The computer, dubbed D-Wave, is moving from 512 qubits to more than a 1000 qubits. Apparently the upgrade is not tricky and does not need much more electricity – it probably just required a catflap installed in the side of the box.
Together with NASA and the Universities Space Research Association, or USRA, Google operates its quantum machine at the NASA Ames Research centre.
D-Wave Systems, the Canadian company that built the machine, said it has agreed to provide regular upgrades to the system—keeping it "state-of-the-art"—for the next seven years.
D-Wave machine is less powerful than many scientists hope quantum computers will one day be, the leap to 1000 qubits represents an exponential improvement. No one is really sure of what it can do, but Google thinks it exhibits behaviour beyond classical physics.

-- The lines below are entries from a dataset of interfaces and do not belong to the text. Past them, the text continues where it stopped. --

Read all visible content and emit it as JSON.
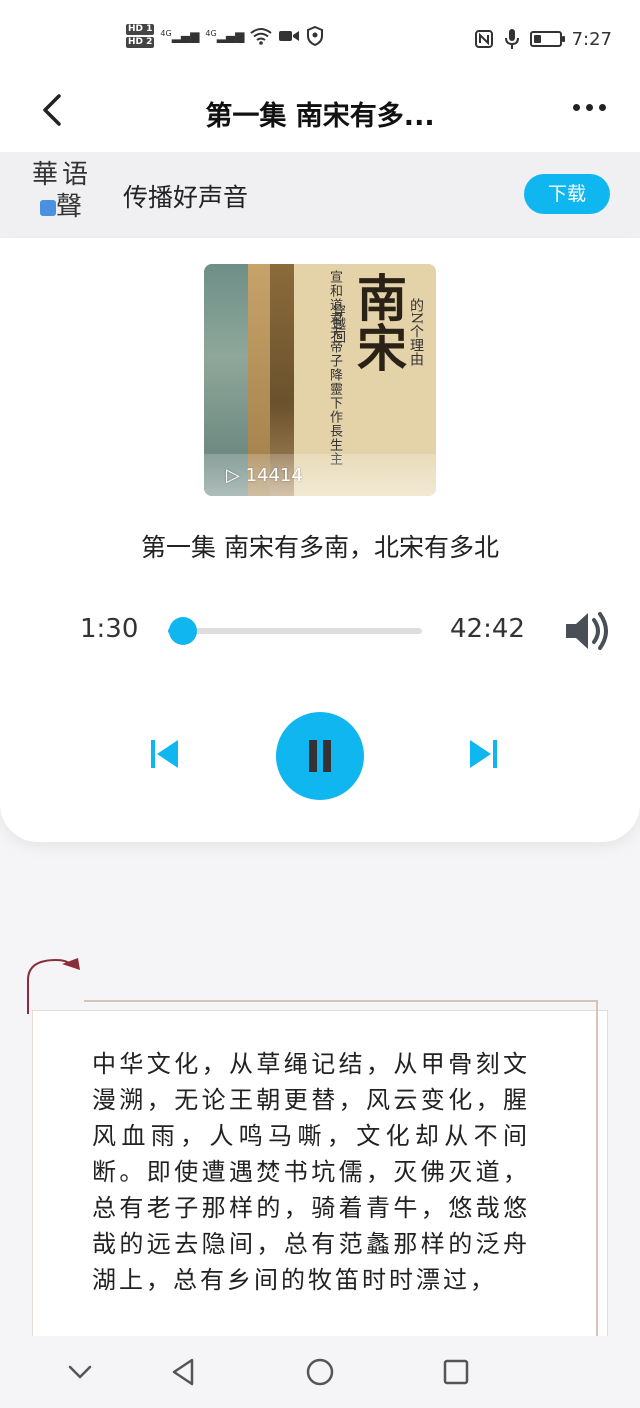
{
  "status_bar": {
    "hd1": "HD 1",
    "hd2": "HD 2",
    "sig1": "4G",
    "sig2": "4G",
    "time": "7:27",
    "battery_level": 0.3
  },
  "header": {
    "back_icon": "chevron-left-icon",
    "title": "第一集 南宋有多...",
    "more_icon": "more-horizontal-icon"
  },
  "banner": {
    "logo_chars": [
      "華",
      "语",
      "聲"
    ],
    "slogan": "传播好声音",
    "download_label": "下载"
  },
  "player": {
    "cover": {
      "calligraphy": "宣和道君天帝子降靈下作長生主",
      "calligraphy2": "風流不混世間塵清出水潼湯秋",
      "side_text": "穿越回",
      "big_title": "南宋",
      "subtitle": "的N个理由",
      "play_count": "▷ 14414"
    },
    "episode_title": "第一集 南宋有多南，北宋有多北",
    "current_time": "1:30",
    "total_time": "42:42",
    "progress": 0.035,
    "state": "playing"
  },
  "article": {
    "text": "中华文化，从草绳记结，从甲骨刻文漫溯，无论王朝更替，风云变化，腥风血雨，人鸣马嘶，文化却从不间断。即使遭遇焚书坑儒，灭佛灭道，总有老子那样的，骑着青牛，悠哉悠哉的远去隐间，总有范蠡那样的泛舟湖上，总有乡间的牧笛时时漂过，"
  },
  "colors": {
    "accent": "#10b6f0",
    "icon_dark": "#333333"
  }
}
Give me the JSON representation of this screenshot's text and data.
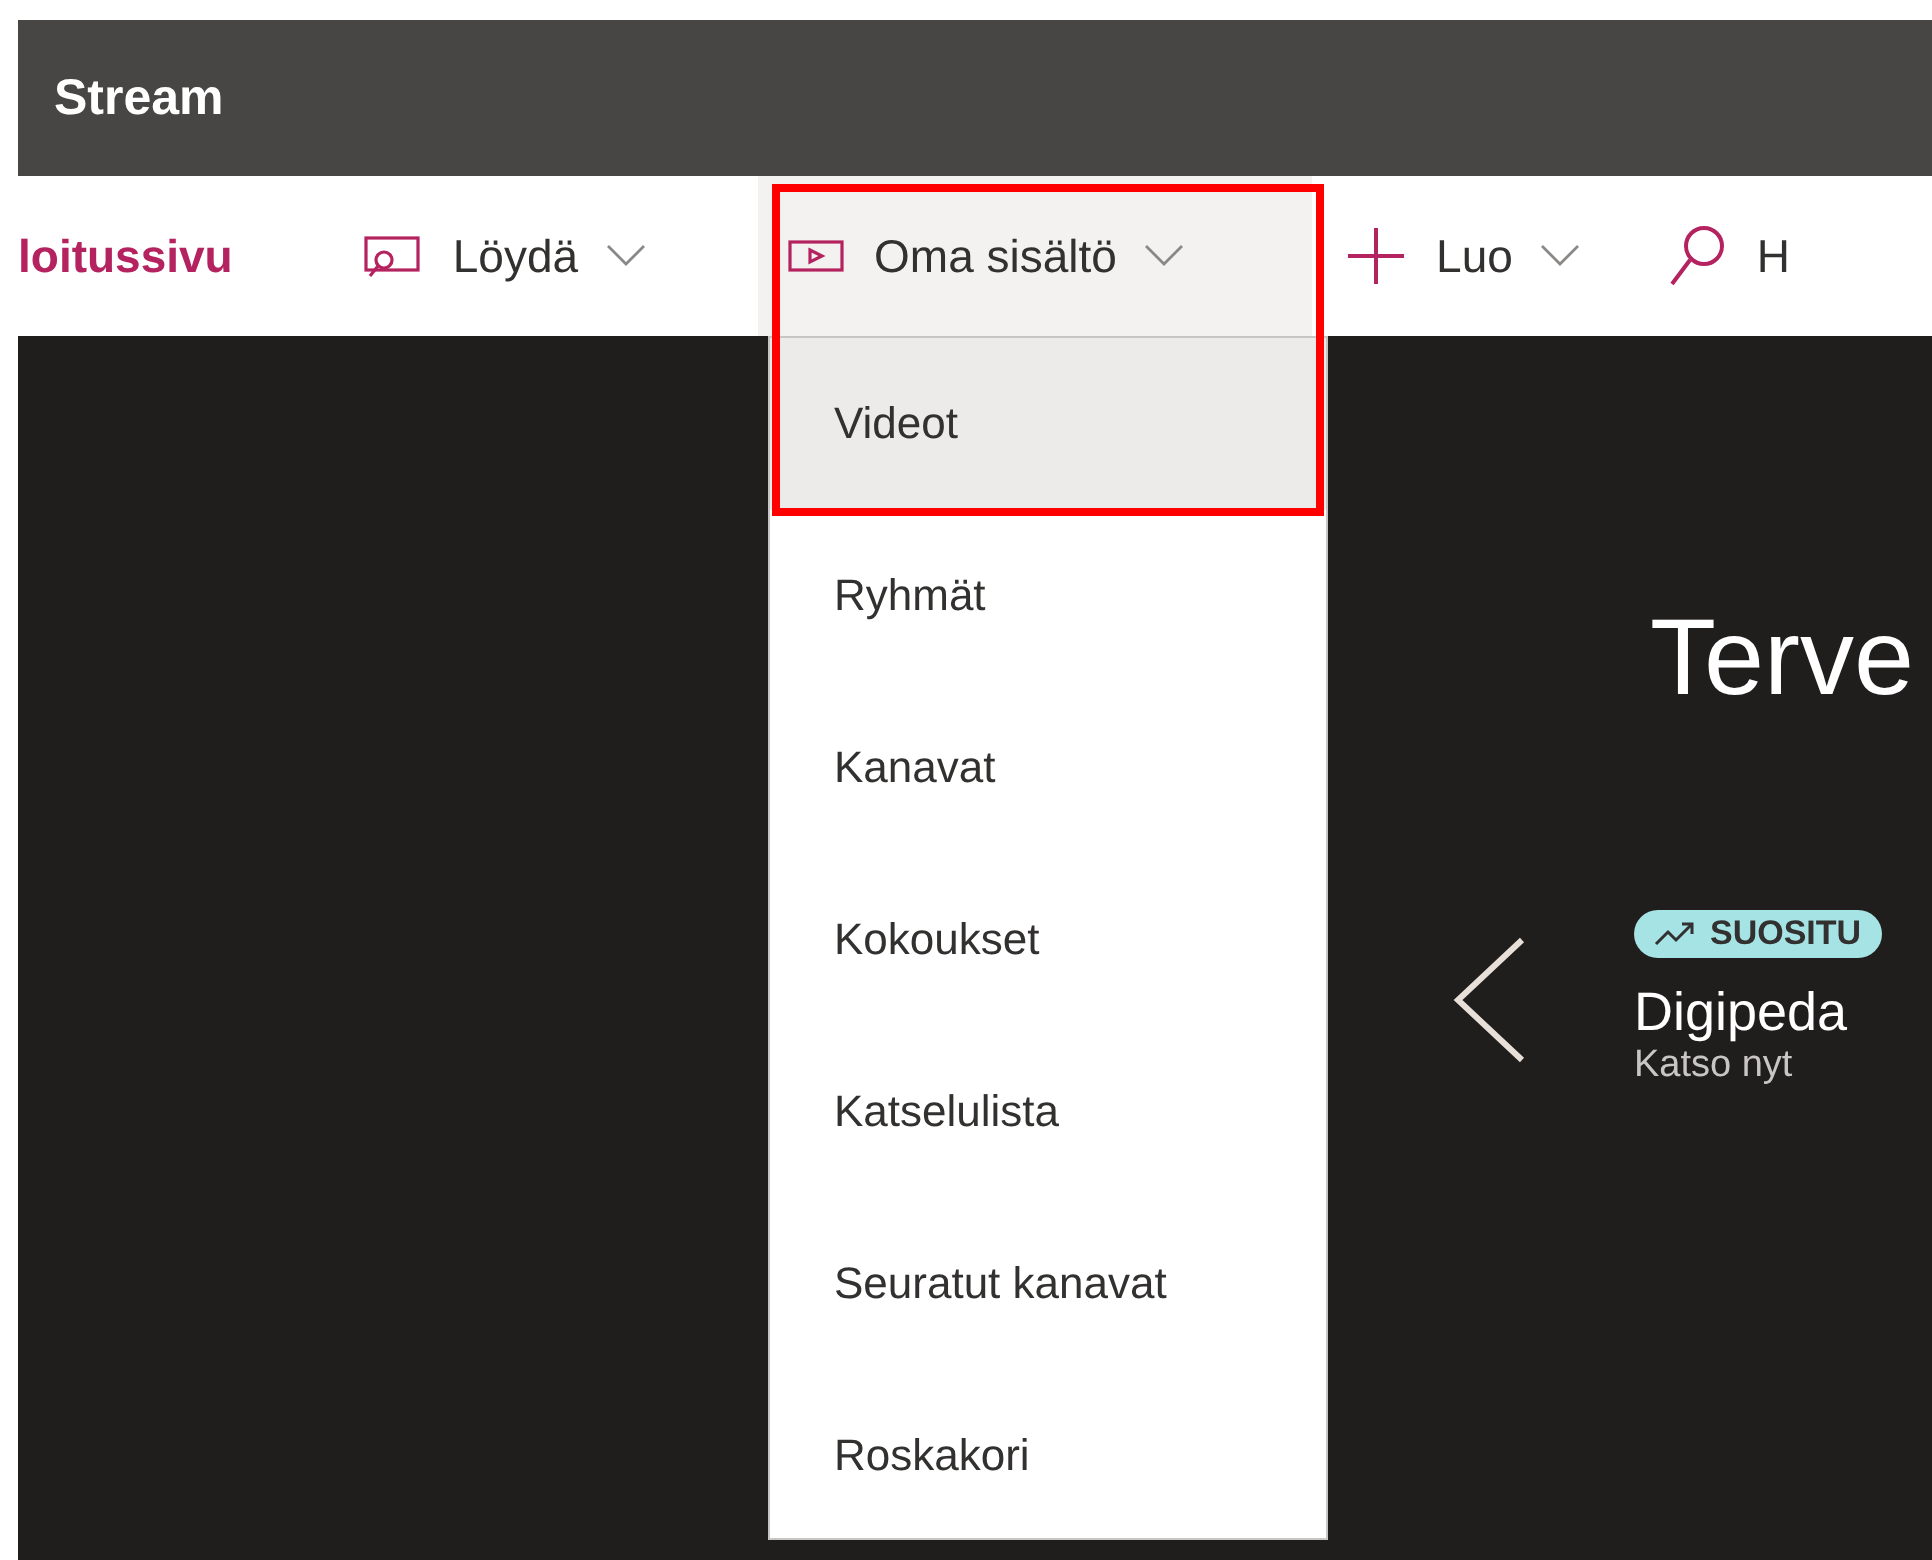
{
  "app": {
    "title": "Stream"
  },
  "nav": [
    {
      "kind": "home",
      "label": "loitussivu",
      "selected": false,
      "dropdown": false
    },
    {
      "kind": "discover",
      "label": "Löydä",
      "selected": false,
      "dropdown": true
    },
    {
      "kind": "mycontent",
      "label": "Oma sisältö",
      "selected": true,
      "dropdown": true
    },
    {
      "kind": "create",
      "label": "Luo",
      "selected": false,
      "dropdown": true
    },
    {
      "kind": "search",
      "label": "H",
      "selected": false,
      "dropdown": false
    }
  ],
  "menu": [
    {
      "label": "Videot",
      "selected": true
    },
    {
      "label": "Ryhmät",
      "selected": false
    },
    {
      "label": "Kanavat",
      "selected": false
    },
    {
      "label": "Kokoukset",
      "selected": false
    },
    {
      "label": "Katselulista",
      "selected": false
    },
    {
      "label": "Seuratut kanavat",
      "selected": false
    },
    {
      "label": "Roskakori",
      "selected": false
    }
  ],
  "hero": {
    "heading": "Terve",
    "badge": "SUOSITU",
    "title": "Digipeda",
    "link": "Katso nyt"
  }
}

For a start as the D-Wave expands the number of qubits, the amount of power needed to operate the system stays roughly the same. It also only works when its is being observed.

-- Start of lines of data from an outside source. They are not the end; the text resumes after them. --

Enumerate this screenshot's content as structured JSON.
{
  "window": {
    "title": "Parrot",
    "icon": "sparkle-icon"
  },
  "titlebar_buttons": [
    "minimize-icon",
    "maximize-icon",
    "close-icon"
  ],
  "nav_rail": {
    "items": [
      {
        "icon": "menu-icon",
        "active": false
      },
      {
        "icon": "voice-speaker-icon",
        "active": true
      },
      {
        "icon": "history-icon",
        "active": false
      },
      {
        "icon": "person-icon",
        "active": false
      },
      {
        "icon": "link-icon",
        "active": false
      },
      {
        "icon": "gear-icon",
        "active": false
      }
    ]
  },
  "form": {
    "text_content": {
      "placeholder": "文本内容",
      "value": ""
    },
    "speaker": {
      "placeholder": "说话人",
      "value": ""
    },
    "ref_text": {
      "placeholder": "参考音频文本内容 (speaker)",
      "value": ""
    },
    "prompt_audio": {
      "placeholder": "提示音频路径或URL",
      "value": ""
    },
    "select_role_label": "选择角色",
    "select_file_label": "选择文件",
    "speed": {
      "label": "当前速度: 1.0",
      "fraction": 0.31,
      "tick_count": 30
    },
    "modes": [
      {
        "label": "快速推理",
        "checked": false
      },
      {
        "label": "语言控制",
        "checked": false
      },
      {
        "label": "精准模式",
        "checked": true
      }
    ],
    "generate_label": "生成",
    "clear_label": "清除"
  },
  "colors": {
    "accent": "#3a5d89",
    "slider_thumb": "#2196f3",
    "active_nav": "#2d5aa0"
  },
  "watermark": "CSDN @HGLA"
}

Some have questioned whether the system truly exhibits quantum properties. But researchers at USC say that the system appears to display a phenomenon called "quantum annealing" that suggests it's truly operating in the quantum realm.

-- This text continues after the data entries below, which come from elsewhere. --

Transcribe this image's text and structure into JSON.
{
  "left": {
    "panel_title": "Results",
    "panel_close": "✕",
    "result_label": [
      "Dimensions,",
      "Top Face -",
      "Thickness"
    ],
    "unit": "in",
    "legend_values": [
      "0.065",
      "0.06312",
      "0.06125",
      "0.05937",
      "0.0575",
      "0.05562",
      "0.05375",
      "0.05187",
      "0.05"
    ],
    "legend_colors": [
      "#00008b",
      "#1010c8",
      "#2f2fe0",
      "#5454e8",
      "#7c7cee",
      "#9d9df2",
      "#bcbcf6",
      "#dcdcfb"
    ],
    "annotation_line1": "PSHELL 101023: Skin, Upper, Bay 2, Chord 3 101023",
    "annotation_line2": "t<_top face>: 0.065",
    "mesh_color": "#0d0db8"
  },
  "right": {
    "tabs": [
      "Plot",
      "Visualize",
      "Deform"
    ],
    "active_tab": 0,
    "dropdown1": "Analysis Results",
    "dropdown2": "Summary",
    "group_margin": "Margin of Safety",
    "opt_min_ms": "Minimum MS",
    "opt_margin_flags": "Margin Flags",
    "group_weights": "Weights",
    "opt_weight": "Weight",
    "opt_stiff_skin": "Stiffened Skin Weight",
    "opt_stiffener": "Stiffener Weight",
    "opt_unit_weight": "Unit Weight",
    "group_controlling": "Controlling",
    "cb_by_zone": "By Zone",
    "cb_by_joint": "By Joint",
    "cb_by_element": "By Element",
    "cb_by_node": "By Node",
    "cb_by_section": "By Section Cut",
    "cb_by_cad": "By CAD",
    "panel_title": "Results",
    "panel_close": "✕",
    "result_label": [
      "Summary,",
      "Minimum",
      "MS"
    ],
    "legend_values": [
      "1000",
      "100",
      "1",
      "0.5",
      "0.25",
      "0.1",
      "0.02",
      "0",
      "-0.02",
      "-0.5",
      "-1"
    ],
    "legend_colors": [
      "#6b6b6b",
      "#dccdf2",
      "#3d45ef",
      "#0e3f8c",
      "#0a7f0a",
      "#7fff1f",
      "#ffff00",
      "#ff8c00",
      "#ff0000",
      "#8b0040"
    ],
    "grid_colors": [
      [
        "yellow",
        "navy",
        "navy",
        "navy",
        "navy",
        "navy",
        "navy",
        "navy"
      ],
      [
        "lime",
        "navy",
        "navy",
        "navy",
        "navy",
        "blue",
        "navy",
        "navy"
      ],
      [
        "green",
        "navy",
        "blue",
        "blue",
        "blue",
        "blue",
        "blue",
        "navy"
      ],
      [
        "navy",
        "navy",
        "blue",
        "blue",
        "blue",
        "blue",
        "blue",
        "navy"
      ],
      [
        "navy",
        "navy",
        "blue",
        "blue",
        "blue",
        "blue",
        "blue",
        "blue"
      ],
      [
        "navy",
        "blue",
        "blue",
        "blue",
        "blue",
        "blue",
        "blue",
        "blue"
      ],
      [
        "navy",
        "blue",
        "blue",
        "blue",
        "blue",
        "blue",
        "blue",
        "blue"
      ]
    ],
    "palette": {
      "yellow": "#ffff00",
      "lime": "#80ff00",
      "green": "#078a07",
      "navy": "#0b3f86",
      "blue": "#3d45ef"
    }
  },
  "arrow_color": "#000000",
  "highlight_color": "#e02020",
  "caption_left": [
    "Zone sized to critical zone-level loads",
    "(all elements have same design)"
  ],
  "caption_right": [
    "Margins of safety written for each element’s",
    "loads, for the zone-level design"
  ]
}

Regardless, the D-Wave is not a general quantum computer—that is, it's not a computer for just any task. But D-Wave says the machine is well-suited to "optimization" problems, where you're facing many, many different ways forward and must pick the best option, and to machine learning, where computers teach themselves tasks by analysing large amount of data.